● **EXERCISE BRIEF**: Where does the string "text" appear in the records? Copy each line that holds it.

——————————

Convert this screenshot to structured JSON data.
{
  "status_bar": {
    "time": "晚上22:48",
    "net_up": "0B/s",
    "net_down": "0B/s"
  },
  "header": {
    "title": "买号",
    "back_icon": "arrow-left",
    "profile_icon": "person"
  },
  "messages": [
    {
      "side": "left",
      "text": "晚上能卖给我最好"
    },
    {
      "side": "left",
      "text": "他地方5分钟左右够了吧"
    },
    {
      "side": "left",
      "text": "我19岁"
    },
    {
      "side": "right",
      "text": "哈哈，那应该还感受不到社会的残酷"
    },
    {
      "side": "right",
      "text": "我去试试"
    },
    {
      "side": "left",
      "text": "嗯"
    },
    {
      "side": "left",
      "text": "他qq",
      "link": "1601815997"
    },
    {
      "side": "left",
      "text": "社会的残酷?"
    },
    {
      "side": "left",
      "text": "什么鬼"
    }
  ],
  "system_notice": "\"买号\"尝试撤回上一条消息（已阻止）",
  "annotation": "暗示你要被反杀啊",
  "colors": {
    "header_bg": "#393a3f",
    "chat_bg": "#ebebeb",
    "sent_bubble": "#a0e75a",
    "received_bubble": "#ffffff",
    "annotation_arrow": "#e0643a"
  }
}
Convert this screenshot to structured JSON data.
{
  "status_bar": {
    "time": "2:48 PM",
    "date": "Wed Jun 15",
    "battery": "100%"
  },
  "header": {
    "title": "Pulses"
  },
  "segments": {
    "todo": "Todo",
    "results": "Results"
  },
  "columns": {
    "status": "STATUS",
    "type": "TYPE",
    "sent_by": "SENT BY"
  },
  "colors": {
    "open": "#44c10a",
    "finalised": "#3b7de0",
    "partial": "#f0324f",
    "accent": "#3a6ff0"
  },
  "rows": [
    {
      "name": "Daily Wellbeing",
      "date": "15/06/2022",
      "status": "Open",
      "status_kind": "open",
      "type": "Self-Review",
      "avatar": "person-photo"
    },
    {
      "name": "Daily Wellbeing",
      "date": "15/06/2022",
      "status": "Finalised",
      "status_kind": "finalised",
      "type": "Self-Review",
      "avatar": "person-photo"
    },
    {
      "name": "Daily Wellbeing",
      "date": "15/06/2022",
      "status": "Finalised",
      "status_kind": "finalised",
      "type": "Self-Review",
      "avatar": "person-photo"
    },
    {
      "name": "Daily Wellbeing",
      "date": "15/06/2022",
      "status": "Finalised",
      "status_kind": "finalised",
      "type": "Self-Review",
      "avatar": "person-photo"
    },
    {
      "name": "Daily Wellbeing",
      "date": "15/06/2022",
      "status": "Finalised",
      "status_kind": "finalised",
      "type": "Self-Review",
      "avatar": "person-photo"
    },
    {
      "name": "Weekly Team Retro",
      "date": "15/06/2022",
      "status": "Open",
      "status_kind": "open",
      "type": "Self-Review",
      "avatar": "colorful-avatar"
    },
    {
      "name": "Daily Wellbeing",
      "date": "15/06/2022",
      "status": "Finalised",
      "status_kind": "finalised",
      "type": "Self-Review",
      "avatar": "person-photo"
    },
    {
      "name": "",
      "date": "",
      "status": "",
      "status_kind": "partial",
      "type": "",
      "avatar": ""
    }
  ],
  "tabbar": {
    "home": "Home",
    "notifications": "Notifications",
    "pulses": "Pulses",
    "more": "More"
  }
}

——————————

● **YOUR RESPONSE**:
      "text": "晚上能卖给我最好"
      "text": "他地方5分钟左右够了吧"
      "text": "我19岁"
      "text": "哈哈，那应该还感受不到社会的残酷"
      "text": "我去试试"
      "text": "嗯"
      "text": "他qq",
      "text": "社会的残酷?"
      "text": "什么鬼"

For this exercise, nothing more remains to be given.